Image created and owned by H & M Hennes & Mauritz AB

I’ve coveted a light pink jacket ever since Lorelai Gilmore sported one, oh so long ago…

Image result for lorelai gilmore pink jacket

While looking at the H&M jacket’s product description, I noticed the fabric was called “lyocell” and the item was tagged as being “Conscious.” This certainly peaked my interest!

Looking into this further, I discovered that lyocell is one of the most eco-friendly fabrics on the market. It is made from repurposed wood pulp and can be altered to match many different textiles, including suede, leather, and silk. Because of the (natural) chemical processes necessary to make the fibers, Lyocell is more expensive to manufacture than other eco-friendly fabrics like cotton, but it is naturally wrinkle-resistant. So at $49.99, a new eco-friendly jacket in the color of my dreams would clearly be a savvy purchase!

So, on to the “Conscious” label on the H&M site:

I’ve always been a huge fan of H&M for providing a full range of sizes at affordable prices, but I didn’t realize that sustainable practices were at the core of their mission. As stated on their website:

H&M’s business concept is to offer fashion and quality at the best price in a sustainable way.

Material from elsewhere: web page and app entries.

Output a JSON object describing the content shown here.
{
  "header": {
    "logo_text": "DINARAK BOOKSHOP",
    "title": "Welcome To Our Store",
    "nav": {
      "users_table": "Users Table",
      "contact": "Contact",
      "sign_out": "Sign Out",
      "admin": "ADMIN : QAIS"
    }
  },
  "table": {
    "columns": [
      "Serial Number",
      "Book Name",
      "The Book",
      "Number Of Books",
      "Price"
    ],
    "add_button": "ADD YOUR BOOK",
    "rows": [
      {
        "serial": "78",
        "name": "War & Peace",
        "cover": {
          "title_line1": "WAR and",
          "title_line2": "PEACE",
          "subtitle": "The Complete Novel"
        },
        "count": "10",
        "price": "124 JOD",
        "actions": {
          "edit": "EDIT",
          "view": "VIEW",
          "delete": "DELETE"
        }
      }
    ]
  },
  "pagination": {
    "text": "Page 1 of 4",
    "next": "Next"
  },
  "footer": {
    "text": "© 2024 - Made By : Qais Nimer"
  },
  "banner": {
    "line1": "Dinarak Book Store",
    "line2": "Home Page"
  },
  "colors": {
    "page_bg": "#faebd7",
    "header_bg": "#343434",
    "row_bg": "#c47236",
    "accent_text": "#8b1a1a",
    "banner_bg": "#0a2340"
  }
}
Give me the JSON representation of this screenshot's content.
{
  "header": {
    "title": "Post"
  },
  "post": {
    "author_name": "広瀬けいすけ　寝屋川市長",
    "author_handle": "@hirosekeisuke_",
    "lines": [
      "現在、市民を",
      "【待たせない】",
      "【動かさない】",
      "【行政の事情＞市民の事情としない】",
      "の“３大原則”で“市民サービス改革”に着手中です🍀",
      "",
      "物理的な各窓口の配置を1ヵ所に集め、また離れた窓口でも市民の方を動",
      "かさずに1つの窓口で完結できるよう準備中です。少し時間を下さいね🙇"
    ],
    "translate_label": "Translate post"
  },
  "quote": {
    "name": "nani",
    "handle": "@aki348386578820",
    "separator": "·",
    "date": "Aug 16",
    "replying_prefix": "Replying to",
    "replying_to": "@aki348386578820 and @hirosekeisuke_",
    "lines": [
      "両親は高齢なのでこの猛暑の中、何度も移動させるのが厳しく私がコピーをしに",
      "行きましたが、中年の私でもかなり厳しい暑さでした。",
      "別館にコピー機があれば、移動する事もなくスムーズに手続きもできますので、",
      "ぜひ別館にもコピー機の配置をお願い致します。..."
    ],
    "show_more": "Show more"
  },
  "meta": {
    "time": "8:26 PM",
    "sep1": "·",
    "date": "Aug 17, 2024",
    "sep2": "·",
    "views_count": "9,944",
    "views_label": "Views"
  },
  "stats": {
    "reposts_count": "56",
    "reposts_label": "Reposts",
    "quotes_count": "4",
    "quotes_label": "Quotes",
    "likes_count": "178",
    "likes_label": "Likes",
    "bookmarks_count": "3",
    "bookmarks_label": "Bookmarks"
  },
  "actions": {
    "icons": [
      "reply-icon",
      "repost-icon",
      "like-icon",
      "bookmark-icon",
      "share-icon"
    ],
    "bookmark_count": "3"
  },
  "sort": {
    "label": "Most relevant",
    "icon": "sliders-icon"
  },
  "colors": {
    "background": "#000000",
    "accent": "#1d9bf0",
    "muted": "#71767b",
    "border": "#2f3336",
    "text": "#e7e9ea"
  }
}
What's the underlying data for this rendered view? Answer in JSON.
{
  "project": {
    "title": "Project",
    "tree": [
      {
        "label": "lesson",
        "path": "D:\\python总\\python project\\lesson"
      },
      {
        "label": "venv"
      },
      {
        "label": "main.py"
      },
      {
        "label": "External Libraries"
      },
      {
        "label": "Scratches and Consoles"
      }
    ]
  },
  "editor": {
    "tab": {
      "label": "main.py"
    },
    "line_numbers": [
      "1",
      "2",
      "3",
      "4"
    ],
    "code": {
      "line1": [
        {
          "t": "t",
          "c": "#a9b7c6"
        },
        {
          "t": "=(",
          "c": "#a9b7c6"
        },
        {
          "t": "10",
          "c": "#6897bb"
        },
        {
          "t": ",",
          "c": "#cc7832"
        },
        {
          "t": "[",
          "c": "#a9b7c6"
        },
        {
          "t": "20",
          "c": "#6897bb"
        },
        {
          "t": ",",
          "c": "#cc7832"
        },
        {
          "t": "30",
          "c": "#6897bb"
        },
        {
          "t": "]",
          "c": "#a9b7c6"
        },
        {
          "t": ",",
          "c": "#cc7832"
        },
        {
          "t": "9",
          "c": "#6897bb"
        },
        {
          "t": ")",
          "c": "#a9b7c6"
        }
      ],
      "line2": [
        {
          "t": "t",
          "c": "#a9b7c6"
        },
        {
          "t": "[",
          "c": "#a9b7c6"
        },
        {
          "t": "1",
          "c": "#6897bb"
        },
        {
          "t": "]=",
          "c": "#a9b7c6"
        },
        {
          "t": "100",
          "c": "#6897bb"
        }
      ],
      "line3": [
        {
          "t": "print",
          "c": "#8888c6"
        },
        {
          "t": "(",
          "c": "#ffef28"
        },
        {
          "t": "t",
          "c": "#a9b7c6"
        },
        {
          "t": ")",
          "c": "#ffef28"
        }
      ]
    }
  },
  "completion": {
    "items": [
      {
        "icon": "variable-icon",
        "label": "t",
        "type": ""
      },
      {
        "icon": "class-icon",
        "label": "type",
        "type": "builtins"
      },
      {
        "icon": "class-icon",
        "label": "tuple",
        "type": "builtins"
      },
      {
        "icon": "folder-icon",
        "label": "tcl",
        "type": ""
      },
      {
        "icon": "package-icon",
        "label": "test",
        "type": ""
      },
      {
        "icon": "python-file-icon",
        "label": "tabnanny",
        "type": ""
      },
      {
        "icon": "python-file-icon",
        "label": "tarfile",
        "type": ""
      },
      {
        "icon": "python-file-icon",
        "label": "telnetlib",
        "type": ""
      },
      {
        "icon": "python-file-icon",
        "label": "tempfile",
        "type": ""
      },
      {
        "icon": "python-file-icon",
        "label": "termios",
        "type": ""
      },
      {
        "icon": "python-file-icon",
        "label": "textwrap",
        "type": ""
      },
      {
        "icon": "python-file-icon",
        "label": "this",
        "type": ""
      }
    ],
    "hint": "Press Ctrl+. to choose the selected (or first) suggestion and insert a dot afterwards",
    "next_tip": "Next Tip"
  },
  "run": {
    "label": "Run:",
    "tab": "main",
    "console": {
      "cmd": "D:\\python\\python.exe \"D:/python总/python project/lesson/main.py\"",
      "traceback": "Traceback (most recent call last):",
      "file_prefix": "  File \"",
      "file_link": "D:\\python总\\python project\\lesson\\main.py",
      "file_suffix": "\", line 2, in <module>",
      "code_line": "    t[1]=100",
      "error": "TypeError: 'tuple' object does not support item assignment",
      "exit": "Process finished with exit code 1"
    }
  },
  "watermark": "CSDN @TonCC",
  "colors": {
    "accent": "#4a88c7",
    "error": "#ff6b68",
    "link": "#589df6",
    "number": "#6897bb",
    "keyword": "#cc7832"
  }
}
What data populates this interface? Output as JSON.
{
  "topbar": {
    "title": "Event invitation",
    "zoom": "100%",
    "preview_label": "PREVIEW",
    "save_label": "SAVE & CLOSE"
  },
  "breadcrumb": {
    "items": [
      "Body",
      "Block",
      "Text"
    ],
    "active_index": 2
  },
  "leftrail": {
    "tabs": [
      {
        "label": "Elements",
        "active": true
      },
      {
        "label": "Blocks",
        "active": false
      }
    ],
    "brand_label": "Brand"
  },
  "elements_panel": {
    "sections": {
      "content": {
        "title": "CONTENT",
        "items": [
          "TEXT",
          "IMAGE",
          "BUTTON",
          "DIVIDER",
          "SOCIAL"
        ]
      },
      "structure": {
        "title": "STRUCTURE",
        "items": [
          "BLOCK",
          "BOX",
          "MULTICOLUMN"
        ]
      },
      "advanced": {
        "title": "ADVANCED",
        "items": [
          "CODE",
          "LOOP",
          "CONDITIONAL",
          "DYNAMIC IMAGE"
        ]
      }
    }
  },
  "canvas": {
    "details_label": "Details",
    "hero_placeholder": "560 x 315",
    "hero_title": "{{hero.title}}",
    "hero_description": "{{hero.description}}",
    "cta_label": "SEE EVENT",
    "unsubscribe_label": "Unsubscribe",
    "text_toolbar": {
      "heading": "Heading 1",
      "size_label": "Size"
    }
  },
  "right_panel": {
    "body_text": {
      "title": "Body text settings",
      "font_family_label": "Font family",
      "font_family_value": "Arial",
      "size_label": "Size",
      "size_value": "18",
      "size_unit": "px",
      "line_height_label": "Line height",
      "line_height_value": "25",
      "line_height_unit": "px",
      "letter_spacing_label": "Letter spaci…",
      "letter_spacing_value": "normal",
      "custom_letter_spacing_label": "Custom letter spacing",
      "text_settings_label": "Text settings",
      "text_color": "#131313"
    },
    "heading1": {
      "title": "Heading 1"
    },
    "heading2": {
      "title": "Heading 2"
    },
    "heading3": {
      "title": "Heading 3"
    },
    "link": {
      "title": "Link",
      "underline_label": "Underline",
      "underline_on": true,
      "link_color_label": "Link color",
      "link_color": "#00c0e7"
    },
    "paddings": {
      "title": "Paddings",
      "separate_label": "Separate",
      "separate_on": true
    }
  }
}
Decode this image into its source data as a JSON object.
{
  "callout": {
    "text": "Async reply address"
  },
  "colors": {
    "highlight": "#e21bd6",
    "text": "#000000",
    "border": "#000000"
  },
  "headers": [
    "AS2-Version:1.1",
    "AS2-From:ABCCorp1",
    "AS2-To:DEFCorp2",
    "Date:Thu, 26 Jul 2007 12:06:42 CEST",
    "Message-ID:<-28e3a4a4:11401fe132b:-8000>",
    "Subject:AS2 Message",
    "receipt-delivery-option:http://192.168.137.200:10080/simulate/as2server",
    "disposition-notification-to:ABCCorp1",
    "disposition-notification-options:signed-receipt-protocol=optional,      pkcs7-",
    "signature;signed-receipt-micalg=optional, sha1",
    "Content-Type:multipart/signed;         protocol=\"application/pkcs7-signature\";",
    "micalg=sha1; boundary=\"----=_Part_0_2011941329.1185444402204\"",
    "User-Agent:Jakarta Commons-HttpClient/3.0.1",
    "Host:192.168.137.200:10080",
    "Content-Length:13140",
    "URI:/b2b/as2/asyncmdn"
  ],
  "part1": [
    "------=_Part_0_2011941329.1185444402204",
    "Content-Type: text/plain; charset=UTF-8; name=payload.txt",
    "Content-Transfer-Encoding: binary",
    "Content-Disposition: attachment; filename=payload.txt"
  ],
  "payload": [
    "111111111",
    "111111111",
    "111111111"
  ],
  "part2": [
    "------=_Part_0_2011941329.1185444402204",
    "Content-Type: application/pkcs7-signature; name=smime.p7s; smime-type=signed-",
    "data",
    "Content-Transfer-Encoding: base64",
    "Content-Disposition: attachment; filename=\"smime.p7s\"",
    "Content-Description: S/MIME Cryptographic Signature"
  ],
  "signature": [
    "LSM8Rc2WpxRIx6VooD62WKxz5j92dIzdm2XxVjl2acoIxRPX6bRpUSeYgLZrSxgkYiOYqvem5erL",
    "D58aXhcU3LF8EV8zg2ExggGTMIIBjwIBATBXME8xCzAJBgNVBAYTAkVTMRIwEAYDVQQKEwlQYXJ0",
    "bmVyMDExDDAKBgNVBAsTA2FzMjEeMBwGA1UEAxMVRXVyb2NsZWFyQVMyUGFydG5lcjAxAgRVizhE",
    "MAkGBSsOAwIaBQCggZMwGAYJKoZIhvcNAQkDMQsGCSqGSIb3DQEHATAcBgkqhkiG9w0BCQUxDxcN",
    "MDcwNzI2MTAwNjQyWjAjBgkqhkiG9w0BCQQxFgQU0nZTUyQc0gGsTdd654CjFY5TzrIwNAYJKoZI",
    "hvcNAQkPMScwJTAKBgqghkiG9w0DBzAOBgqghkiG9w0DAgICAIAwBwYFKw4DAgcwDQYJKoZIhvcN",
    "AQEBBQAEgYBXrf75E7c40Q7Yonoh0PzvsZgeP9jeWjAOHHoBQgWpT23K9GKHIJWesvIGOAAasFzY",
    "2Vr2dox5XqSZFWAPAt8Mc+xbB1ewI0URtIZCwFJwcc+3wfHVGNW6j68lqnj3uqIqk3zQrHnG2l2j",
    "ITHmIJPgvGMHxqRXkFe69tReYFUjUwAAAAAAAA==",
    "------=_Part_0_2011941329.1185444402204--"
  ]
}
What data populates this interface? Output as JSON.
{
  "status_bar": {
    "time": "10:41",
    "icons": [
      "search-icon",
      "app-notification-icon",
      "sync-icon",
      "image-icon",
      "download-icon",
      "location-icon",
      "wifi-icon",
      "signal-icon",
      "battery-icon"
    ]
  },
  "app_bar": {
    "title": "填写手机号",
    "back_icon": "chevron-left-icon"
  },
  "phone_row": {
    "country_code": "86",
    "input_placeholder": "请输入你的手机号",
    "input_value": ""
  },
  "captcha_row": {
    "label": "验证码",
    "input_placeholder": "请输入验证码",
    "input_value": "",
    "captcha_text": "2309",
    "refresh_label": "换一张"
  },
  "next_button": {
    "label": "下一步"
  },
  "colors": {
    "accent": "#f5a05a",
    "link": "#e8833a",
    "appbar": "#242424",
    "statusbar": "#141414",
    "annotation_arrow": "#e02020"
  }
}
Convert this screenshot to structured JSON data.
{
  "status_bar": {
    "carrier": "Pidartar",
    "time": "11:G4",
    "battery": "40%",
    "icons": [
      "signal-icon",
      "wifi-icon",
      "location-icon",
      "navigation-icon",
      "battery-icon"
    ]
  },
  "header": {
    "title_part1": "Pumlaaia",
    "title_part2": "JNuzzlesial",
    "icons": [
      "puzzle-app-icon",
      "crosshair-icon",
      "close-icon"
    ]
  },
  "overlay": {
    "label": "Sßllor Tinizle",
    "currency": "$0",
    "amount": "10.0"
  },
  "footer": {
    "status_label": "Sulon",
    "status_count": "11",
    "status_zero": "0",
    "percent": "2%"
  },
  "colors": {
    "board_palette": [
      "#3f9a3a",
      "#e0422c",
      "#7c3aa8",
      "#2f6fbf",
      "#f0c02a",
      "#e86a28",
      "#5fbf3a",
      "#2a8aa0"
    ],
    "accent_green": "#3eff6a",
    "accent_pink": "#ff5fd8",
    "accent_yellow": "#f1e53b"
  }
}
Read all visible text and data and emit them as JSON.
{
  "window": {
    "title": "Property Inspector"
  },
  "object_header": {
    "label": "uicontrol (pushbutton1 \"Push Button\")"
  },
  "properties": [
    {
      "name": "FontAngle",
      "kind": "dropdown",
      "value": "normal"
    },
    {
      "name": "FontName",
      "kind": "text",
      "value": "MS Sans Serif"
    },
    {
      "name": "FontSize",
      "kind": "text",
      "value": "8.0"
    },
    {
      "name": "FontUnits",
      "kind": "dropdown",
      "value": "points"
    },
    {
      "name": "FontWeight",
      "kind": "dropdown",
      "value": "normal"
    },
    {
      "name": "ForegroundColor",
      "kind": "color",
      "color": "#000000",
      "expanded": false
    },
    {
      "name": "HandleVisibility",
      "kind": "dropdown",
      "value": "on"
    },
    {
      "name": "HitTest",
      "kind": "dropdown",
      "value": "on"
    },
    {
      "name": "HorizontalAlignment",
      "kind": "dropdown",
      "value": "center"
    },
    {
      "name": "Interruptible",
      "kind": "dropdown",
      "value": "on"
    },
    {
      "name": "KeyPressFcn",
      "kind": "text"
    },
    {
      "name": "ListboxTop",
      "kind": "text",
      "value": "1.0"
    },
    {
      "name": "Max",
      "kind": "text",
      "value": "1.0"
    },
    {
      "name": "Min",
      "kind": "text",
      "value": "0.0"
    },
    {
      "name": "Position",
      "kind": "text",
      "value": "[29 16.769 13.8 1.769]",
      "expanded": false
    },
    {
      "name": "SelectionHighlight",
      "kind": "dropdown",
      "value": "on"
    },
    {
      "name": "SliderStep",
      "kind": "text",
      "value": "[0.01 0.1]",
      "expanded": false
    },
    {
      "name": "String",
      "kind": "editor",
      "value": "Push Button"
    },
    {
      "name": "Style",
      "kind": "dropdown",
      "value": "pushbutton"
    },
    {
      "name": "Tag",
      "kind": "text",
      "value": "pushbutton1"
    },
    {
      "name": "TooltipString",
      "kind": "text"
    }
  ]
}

Searching further, I came across my favorite thing on the H&M website (even more than lyocell pink coats!), the company’s sustainability reporting page. I was blown away by the transparency offered to the public, including all GRI (Global Reporting Initiative) sustainability reports, a Supplier Compliance list, and a Working Conditions statement.

The label of “Conscious” refers to a collection of clothing showcased for being produced in this excellent manner with sustainable fabrics (there are also menswear and kids Conscious collections). In H&M’s own words:

Conscious is the name for everything we do for a more sustainable fashion future. Hundreds of Conscious Actions – big and small, short- and long-term – are dedicated each year to make sure these commitments are put into practice. Our Conscious fashion collection is just one of the many examples of what we do for a more sustainable fashion future.

This all sounds well and good, but looking at the other pieces from the Conscious collections, I noticed that they were arguably more expensive than the lyocell jacket, to an unreasonable amount ($99 for a kids dress!). Therefore, since my jacket was clearly a bargain and a steal, how could I not buy it?!

Plus, H&M offers a Conscious Home collection, which is extremely affordable and offers a $4.99 organic cotton cat-printed tea towel. Sold!

hmprod (1).jpg

Image created and owned by H & M Hennes & Mauritz AB

Eco-friendly production from a company that values ethical working conditions and produces goods in all sizes and at an affordable price point–count me in! As per my routine, I’m off to my closet to find one thing to donate so that I can justify adding my jacket.

Stay savvy!

–Kim

(For a slightly more cynical perspective on H&M’s Conscious line, see this wonderful Quartz article. It’s not enough to dissuade me from the excitement of the pink lyocell jacket, but the author, Marc Bain, brings up some interesting points about the inherent contradictions of running a large chain and being sustainable)